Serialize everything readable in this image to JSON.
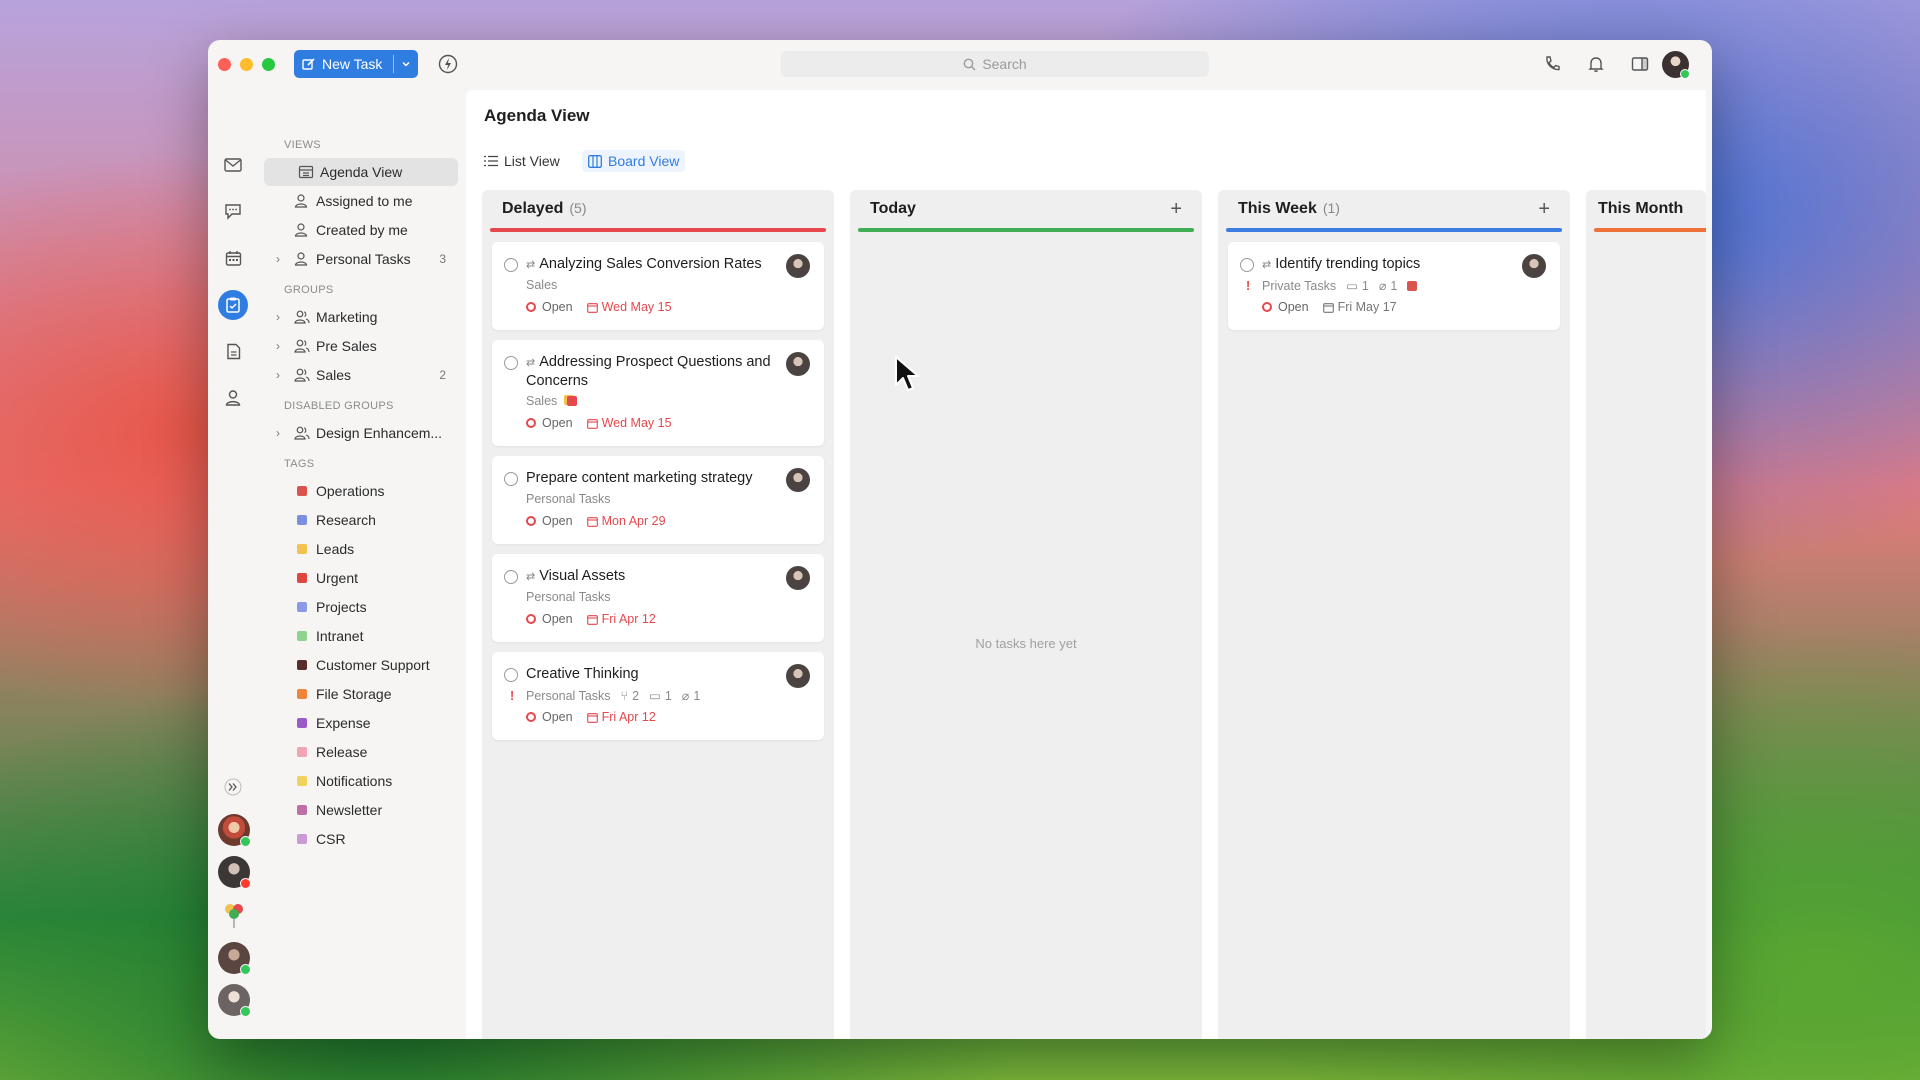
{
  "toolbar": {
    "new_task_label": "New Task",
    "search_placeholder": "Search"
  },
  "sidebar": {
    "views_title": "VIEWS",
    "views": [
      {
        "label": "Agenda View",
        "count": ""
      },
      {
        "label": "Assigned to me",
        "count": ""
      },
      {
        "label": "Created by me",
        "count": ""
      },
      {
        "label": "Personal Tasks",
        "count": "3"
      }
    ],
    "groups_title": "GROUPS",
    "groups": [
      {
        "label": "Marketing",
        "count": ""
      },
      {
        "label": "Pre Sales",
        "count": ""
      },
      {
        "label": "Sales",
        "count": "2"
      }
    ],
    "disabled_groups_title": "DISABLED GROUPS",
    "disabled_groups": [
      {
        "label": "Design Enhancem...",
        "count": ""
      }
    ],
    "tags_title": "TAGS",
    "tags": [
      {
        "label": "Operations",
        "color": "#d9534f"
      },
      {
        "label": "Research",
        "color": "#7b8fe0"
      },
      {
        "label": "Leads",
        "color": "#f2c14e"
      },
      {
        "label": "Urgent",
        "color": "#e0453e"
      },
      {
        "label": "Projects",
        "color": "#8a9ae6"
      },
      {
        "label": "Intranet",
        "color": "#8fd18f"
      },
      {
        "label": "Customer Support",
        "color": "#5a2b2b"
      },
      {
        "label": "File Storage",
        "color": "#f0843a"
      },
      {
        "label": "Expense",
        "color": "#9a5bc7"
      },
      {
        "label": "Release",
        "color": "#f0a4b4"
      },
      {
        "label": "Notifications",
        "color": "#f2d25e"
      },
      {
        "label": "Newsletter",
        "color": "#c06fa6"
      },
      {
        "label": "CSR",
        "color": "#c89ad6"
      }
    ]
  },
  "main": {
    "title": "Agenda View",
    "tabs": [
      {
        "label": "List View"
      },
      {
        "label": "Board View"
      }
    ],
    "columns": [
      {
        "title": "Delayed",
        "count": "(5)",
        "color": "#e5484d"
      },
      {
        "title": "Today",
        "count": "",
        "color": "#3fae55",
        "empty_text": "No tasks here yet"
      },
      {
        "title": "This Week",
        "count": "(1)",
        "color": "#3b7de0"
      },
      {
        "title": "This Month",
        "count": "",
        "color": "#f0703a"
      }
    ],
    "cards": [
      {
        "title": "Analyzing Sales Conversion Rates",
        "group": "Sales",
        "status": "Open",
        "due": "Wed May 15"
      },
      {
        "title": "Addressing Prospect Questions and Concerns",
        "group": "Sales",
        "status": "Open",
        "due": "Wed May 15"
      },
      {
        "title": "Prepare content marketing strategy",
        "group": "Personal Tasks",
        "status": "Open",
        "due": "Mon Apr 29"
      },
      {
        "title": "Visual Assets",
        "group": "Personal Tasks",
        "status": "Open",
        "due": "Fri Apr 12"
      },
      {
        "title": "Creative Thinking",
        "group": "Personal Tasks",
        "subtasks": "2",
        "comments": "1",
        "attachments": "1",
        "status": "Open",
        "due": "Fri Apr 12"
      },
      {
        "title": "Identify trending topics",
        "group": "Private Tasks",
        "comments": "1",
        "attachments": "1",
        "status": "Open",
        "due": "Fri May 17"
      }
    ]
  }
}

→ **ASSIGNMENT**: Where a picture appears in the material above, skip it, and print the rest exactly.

→ **SOLUTION FOR THIS EXERCISE**:
Serialize everything readable in this image to JSON.
{
  "toolbar": {
    "new_task_label": "New Task",
    "search_placeholder": "Search"
  },
  "sidebar": {
    "views_title": "VIEWS",
    "views": [
      {
        "label": "Agenda View",
        "count": ""
      },
      {
        "label": "Assigned to me",
        "count": ""
      },
      {
        "label": "Created by me",
        "count": ""
      },
      {
        "label": "Personal Tasks",
        "count": "3"
      }
    ],
    "groups_title": "GROUPS",
    "groups": [
      {
        "label": "Marketing",
        "count": ""
      },
      {
        "label": "Pre Sales",
        "count": ""
      },
      {
        "label": "Sales",
        "count": "2"
      }
    ],
    "disabled_groups_title": "DISABLED GROUPS",
    "disabled_groups": [
      {
        "label": "Design Enhancem...",
        "count": ""
      }
    ],
    "tags_title": "TAGS",
    "tags": [
      {
        "label": "Operations",
        "color": "#d9534f"
      },
      {
        "label": "Research",
        "color": "#7b8fe0"
      },
      {
        "label": "Leads",
        "color": "#f2c14e"
      },
      {
        "label": "Urgent",
        "color": "#e0453e"
      },
      {
        "label": "Projects",
        "color": "#8a9ae6"
      },
      {
        "label": "Intranet",
        "color": "#8fd18f"
      },
      {
        "label": "Customer Support",
        "color": "#5a2b2b"
      },
      {
        "label": "File Storage",
        "color": "#f0843a"
      },
      {
        "label": "Expense",
        "color": "#9a5bc7"
      },
      {
        "label": "Release",
        "color": "#f0a4b4"
      },
      {
        "label": "Notifications",
        "color": "#f2d25e"
      },
      {
        "label": "Newsletter",
        "color": "#c06fa6"
      },
      {
        "label": "CSR",
        "color": "#c89ad6"
      }
    ]
  },
  "main": {
    "title": "Agenda View",
    "tabs": [
      {
        "label": "List View"
      },
      {
        "label": "Board View"
      }
    ],
    "columns": [
      {
        "title": "Delayed",
        "count": "(5)",
        "color": "#e5484d"
      },
      {
        "title": "Today",
        "count": "",
        "color": "#3fae55",
        "empty_text": "No tasks here yet"
      },
      {
        "title": "This Week",
        "count": "(1)",
        "color": "#3b7de0"
      },
      {
        "title": "This Month",
        "count": "",
        "color": "#f0703a"
      }
    ],
    "cards": [
      {
        "title": "Analyzing Sales Conversion Rates",
        "group": "Sales",
        "status": "Open",
        "due": "Wed May 15"
      },
      {
        "title": "Addressing Prospect Questions and Concerns",
        "group": "Sales",
        "status": "Open",
        "due": "Wed May 15"
      },
      {
        "title": "Prepare content marketing strategy",
        "group": "Personal Tasks",
        "status": "Open",
        "due": "Mon Apr 29"
      },
      {
        "title": "Visual Assets",
        "group": "Personal Tasks",
        "status": "Open",
        "due": "Fri Apr 12"
      },
      {
        "title": "Creative Thinking",
        "group": "Personal Tasks",
        "subtasks": "2",
        "comments": "1",
        "attachments": "1",
        "status": "Open",
        "due": "Fri Apr 12"
      },
      {
        "title": "Identify trending topics",
        "group": "Private Tasks",
        "comments": "1",
        "attachments": "1",
        "status": "Open",
        "due": "Fri May 17"
      }
    ]
  }
}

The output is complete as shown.